ESTRAGON: A kind of prayer.
ESTRAGON: A vague supplication.
ESTRAGON: And what did he reply?
VLADIMIR: That he’d see.
ESTRAGON: That he couldn’t promise anything.
VLADIMIR: That he’d have to think it over.
ESTRAGON: In the quiet of his home.
VLADIMIR: Consult his family.
ESTRAGON: His friends.
VLADIMIR: His agents.
ESTRAGON: His correspondents.
VLADIMIR: His books.
ESTRAGON: His bank account.
The above sentences seem like alternations of unrelated monologues which form an action scarcely invested with logical relation, narrative consistency, or linear progression. The characters do not seem to be aware of what they are concerned with nor where their conversation is leading to. Each sentence simply hints at the state of the speaker without actively participating in the process of describing or following events sequentially. It simply presents a fragmentary picture of the situation without necessarily being connected to the sentence before and after it.
In Waiting for Godot the temporal background of the action is rather conspicuous compared with his other works. It seems that Vladimir and Estragon have specific information about the appointment with Godot, knowing when, where and who they are waiting for. However, their sense of time and space soon become unstable by the intervention of another kind of time.
ESTRAGON: You’re sure it was this evening?
ESTRAGON: That we were to wait.
VLADIMIR: He said Saturday. (Pause.) I think.
ESTRAGON: You think.
VLADIMIR: I must have made a note of it. (He fumbles in his pockets, bursting with miscellaneous rubbish.)
ESTRAGON: (very insidious). But what Saturday?
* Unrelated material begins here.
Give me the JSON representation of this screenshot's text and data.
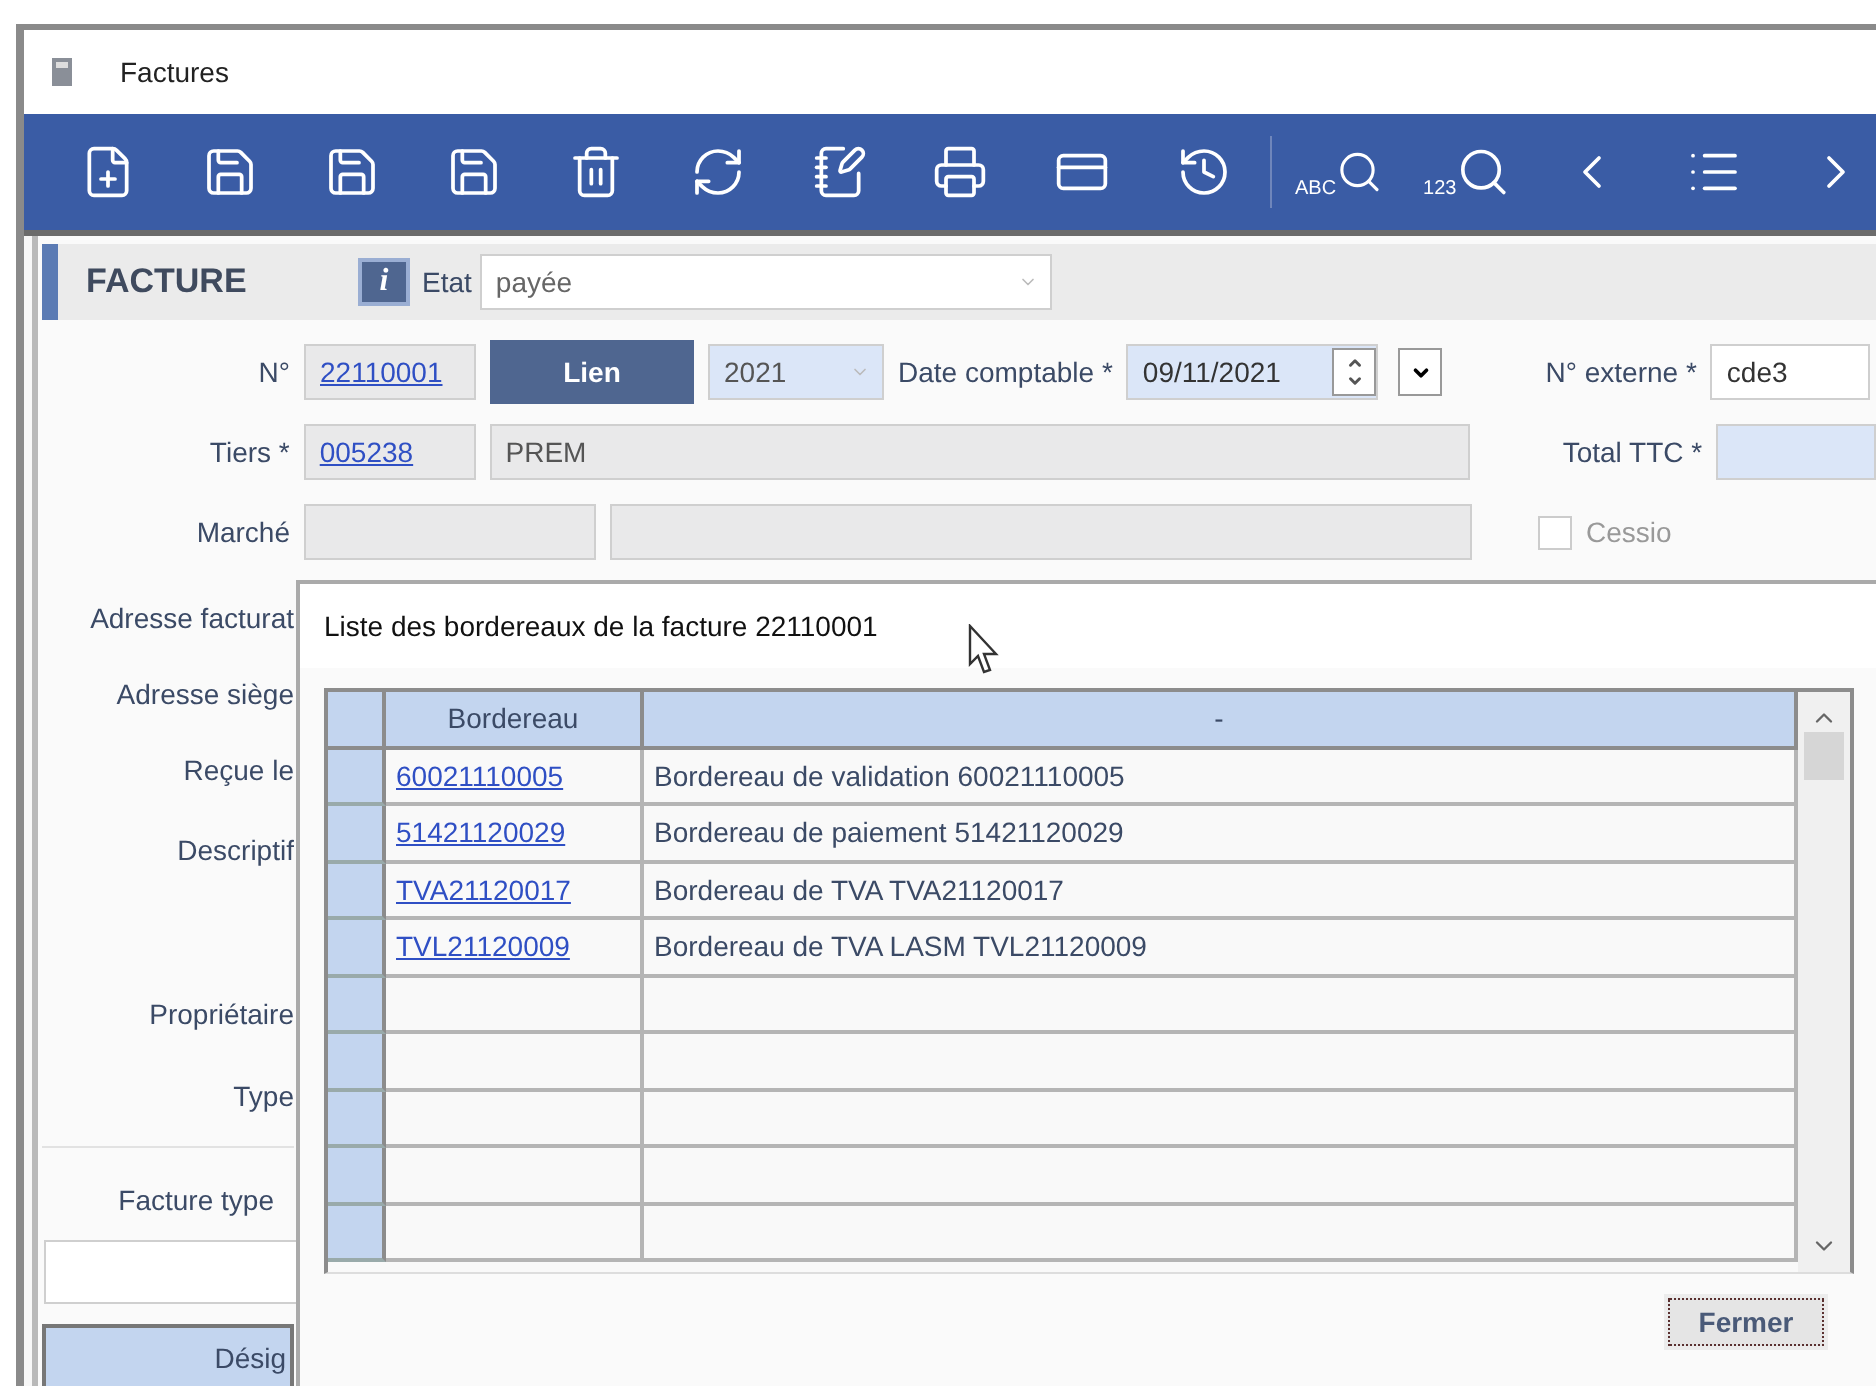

And is it Saturday? Is it not rather Sunday? (Pause.) Or Monday? (Pause.) Or Friday?